Diggs’s circular symbols, or “portals,” as he calls them, have also come to stand in a more universal way for loss, grief, and those “souls” who are no longer alive, including many close family members he has lost, some at a young age and tragically. Remarkably, although Diggs confronts and processes painful emotions in his paintings, they don’t focus on darkness.
In his large studio, light streams through tall windows overlooking the vast property by Micah’s Pond in Osterville that he took over from his grandfather. And it is by way of light shining through this landscape that he loves more than any other that the inspiration for Diggs’s paintings arrives.
Over and over again, the shapes and colors he finds within the familiar spaces that surround him — the background of tall trees, the surface of the pond, the clearing that his home and the scatter of cottages stand on, and, down the road, Joe’s Twin Villa, the bar and jazz club that he owned and operated for many years — are echoed in his paintings, whether the expression is abstract or representational. Often, he incorporates old photographs in his paintings to blend the past with the present, “layering them to show the future,” he says. Diggs’s work, which he describes as being “most importantly connected to my soul,” has become his form of remembrance, of honoring the past, of “bringing old back to new and trying to push forward history.

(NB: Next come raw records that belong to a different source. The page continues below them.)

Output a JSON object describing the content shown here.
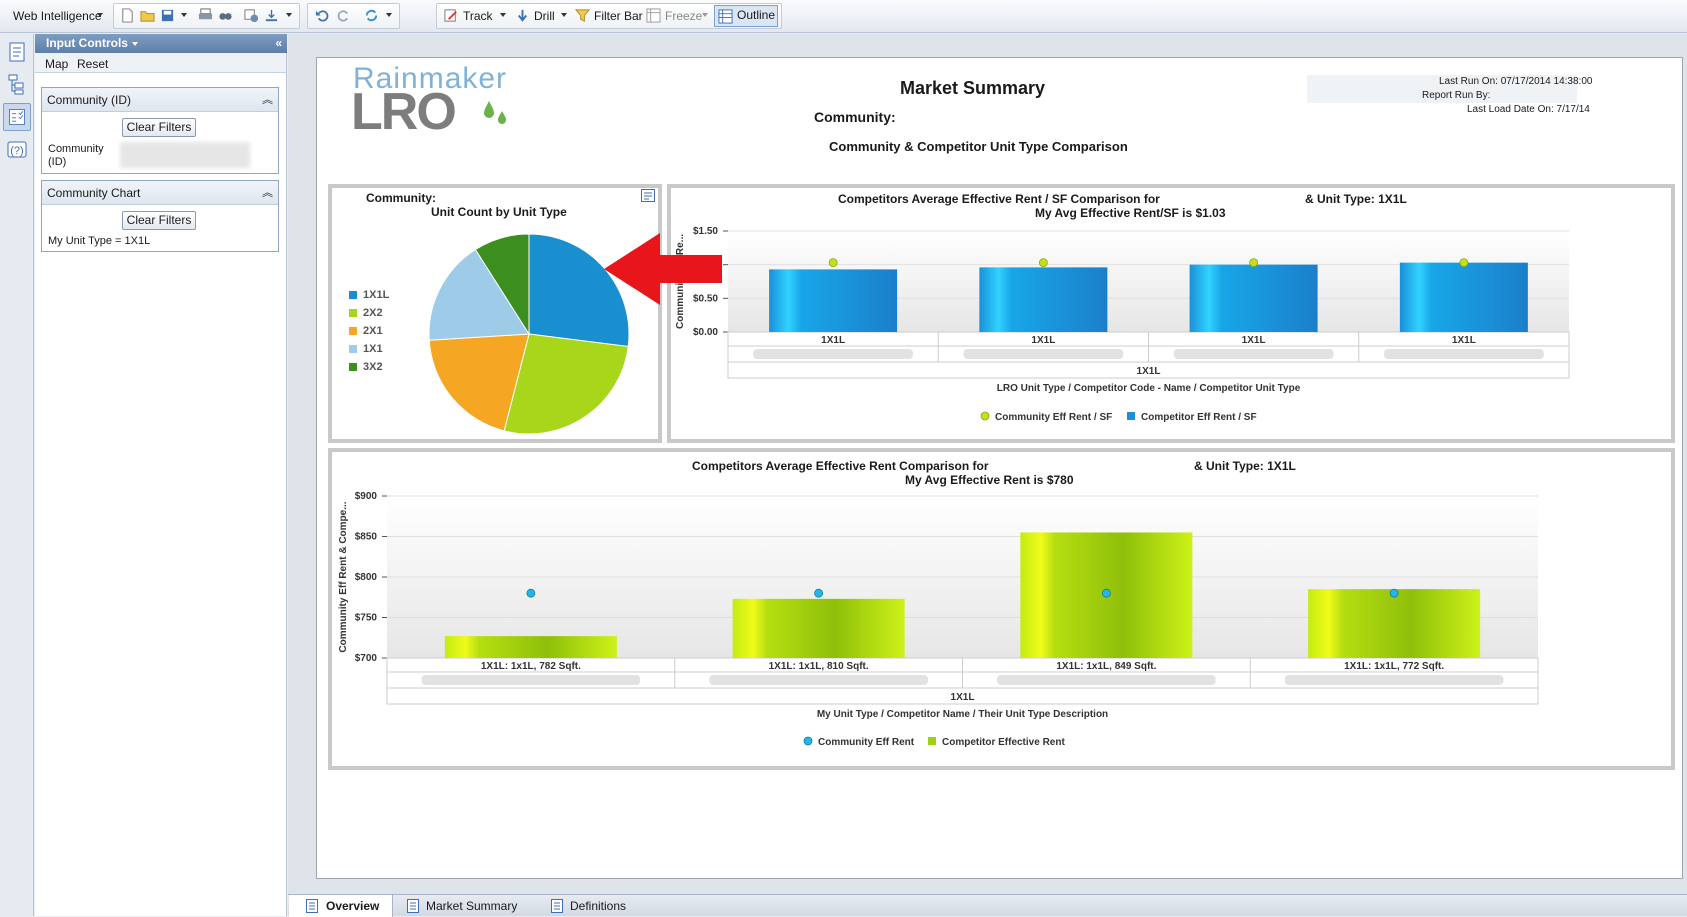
{
  "toolbar": {
    "app_menu": "Web Intelligence",
    "track": "Track",
    "drill": "Drill",
    "filter_bar": "Filter Bar",
    "freeze": "Freeze",
    "outline": "Outline"
  },
  "panel": {
    "title": "Input Controls",
    "map": "Map",
    "reset": "Reset",
    "box1": {
      "title": "Community (ID)",
      "clear": "Clear Filters",
      "field_label": "Community (ID)"
    },
    "box2": {
      "title": "Community Chart",
      "clear": "Clear Filters",
      "selection": "My Unit Type = 1X1L"
    }
  },
  "report": {
    "logo_top": "Rainmaker",
    "logo_bottom": "LRO",
    "title": "Market Summary",
    "community": "Community:",
    "subtitle": "Community & Competitor Unit Type Comparison",
    "last_run": "Last Run On: 07/17/2014 14:38:00",
    "run_by": "Report Run By:",
    "last_load": "Last Load Date On: 7/17/14"
  },
  "charts": {
    "pie": {
      "community": "Community:",
      "title": "Unit Count by Unit Type",
      "legend": [
        "1X1L",
        "2X2",
        "2X1",
        "1X1",
        "3X2"
      ],
      "colors": [
        "#1a8fd0",
        "#a8d61a",
        "#f5a623",
        "#9dcbe8",
        "#3b8f1e"
      ]
    },
    "rent_sf": {
      "title": "Competitors Average Effective Rent / SF Comparison for",
      "unit_type": "& Unit Type: 1X1L",
      "subtitle": "My Avg Effective Rent/SF is $1.03",
      "ylabel": "Community Eff Re...",
      "xlabel": "LRO Unit Type / Competitor Code - Name / Competitor Unit Type",
      "group_label": "1X1L",
      "legend": [
        "Community Eff Rent / SF",
        "Competitor Eff Rent / SF"
      ]
    },
    "rent": {
      "title": "Competitors Average Effective Rent Comparison for",
      "unit_type": "& Unit Type: 1X1L",
      "subtitle": "My Avg Effective Rent is $780",
      "ylabel": "Community Eff Rent & Compe...",
      "xlabel": "My Unit Type / Competitor Name / Their Unit Type Description",
      "group_label": "1X1L",
      "legend": [
        "Community Eff Rent",
        "Competitor Effective Rent"
      ]
    }
  },
  "chart_data": [
    {
      "type": "pie",
      "title": "Unit Count by Unit Type",
      "categories": [
        "1X1L",
        "2X2",
        "2X1",
        "1X1",
        "3X2"
      ],
      "values": [
        27,
        27,
        20,
        17,
        9
      ]
    },
    {
      "type": "bar",
      "title": "Competitors Average Effective Rent / SF Comparison for",
      "categories": [
        "1X1L",
        "1X1L",
        "1X1L",
        "1X1L"
      ],
      "series": [
        {
          "name": "Competitor Eff Rent / SF",
          "values": [
            0.93,
            0.96,
            1.0,
            1.03
          ]
        },
        {
          "name": "Community Eff Rent / SF",
          "values": [
            1.03,
            1.03,
            1.03,
            1.03
          ]
        }
      ],
      "ylim": [
        0,
        1.5
      ],
      "yticks": [
        "$0.00",
        "$0.50",
        "$1.00",
        "$1.50"
      ],
      "xlabel": "LRO Unit Type / Competitor Code - Name / Competitor Unit Type"
    },
    {
      "type": "bar",
      "title": "Competitors Average Effective Rent Comparison for",
      "categories": [
        "1X1L: 1x1L, 782 Sqft.",
        "1X1L: 1x1L, 810 Sqft.",
        "1X1L: 1x1L, 849 Sqft.",
        "1X1L: 1x1L, 772 Sqft."
      ],
      "series": [
        {
          "name": "Competitor Effective Rent",
          "values": [
            727,
            773,
            855,
            785
          ]
        },
        {
          "name": "Community Eff Rent",
          "values": [
            780,
            780,
            780,
            780
          ]
        }
      ],
      "ylim": [
        700,
        900
      ],
      "yticks": [
        "$700",
        "$750",
        "$800",
        "$850",
        "$900"
      ],
      "xlabel": "My Unit Type / Competitor Name / Their Unit Type Description"
    }
  ],
  "tabs": [
    "Overview",
    "Market Summary",
    "Definitions"
  ]
}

“I’m just trying to get stuff out,” he continues. “Trying not to keep it in and trying not to be overly angry, because I’m not overly angry — sitting out here in the woods almost makes it so I can’t be.” Diggs smiles. “I wonder, sometimes, how much of an oddball I am, you know, sitting out here without any connection with other artists.”

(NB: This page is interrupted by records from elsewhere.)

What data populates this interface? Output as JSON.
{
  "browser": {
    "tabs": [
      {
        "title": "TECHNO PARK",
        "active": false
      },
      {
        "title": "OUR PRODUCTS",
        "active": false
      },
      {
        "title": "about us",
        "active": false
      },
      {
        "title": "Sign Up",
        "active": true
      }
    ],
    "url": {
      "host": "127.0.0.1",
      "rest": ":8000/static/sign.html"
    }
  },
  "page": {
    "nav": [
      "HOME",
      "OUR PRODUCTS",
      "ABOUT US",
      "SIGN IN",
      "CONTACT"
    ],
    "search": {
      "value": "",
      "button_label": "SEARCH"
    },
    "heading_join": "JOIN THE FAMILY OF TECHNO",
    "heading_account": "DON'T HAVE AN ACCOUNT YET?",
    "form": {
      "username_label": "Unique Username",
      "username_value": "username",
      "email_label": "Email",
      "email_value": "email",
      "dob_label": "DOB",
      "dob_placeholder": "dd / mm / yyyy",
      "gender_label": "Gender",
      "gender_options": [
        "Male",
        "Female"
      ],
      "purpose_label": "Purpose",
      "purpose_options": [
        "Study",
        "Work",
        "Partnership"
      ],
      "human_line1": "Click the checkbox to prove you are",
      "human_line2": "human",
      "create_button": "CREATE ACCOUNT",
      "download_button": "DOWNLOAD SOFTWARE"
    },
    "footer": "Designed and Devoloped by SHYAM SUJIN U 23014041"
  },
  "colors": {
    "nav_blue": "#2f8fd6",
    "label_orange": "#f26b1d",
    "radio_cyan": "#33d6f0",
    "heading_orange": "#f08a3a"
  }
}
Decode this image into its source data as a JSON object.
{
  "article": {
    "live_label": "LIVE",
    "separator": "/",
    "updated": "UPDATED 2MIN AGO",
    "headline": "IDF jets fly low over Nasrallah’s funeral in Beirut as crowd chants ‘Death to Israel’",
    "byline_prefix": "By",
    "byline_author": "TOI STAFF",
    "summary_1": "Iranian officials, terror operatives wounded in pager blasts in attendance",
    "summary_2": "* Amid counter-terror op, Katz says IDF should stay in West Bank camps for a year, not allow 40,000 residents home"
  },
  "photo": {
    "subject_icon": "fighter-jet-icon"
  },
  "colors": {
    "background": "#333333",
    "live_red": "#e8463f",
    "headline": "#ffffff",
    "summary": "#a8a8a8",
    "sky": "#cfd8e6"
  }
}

Connection and community are things that Diggs has come to long for more and more. He has a dream of creating a residency for young artists of color on his property. “These cottages were built for people of color,” he says. “And they used to come here in the summertime. Now, of course, as the economy changes — especially for people of color — they have stopped coming.” Diggs explains that Airbnb rentals in the affluent neighborhoods surrounding his have taken over the market and left his simple summer rental compound empty. In a similar way, Joe’s Twin Villa — once a popular destination featured in the Negro Motorist Green Book — is now defunct, after new town regulations led to the need for costly and unfeasible upgrades. “It was just a way to weed people like us out,” he says. “And that’s exactly what they did.”

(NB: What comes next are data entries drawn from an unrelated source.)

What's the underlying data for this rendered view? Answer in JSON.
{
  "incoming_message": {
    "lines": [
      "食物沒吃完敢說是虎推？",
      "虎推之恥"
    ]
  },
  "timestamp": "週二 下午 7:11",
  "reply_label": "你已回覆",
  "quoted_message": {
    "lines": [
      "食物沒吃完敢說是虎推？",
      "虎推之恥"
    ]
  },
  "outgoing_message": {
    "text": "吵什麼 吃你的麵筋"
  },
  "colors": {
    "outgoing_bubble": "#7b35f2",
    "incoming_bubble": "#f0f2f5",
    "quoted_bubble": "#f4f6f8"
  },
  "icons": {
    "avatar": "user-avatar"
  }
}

Characteristically, Diggs is trying to see this as a potential way to build upon history, instead of merely as a loss. “What I would like to see is a spot for artists of color to know that they have a place where they will be accepted and their work will be accepted,” he says. Here on Cape Cod, he adds, that kind of place is sorely needed.
Up From Osterville
The event: Paintings by Joseph Diggs, on view as part of an exhibit with work by Deb Mell and Lucy Clark
The time: Through Saturday, July 11
The place: Berta Walker Gallery, 208 Bradford St., Provincetown; gallery open by appointment only: calendly.com/bertawalker
The cost: Free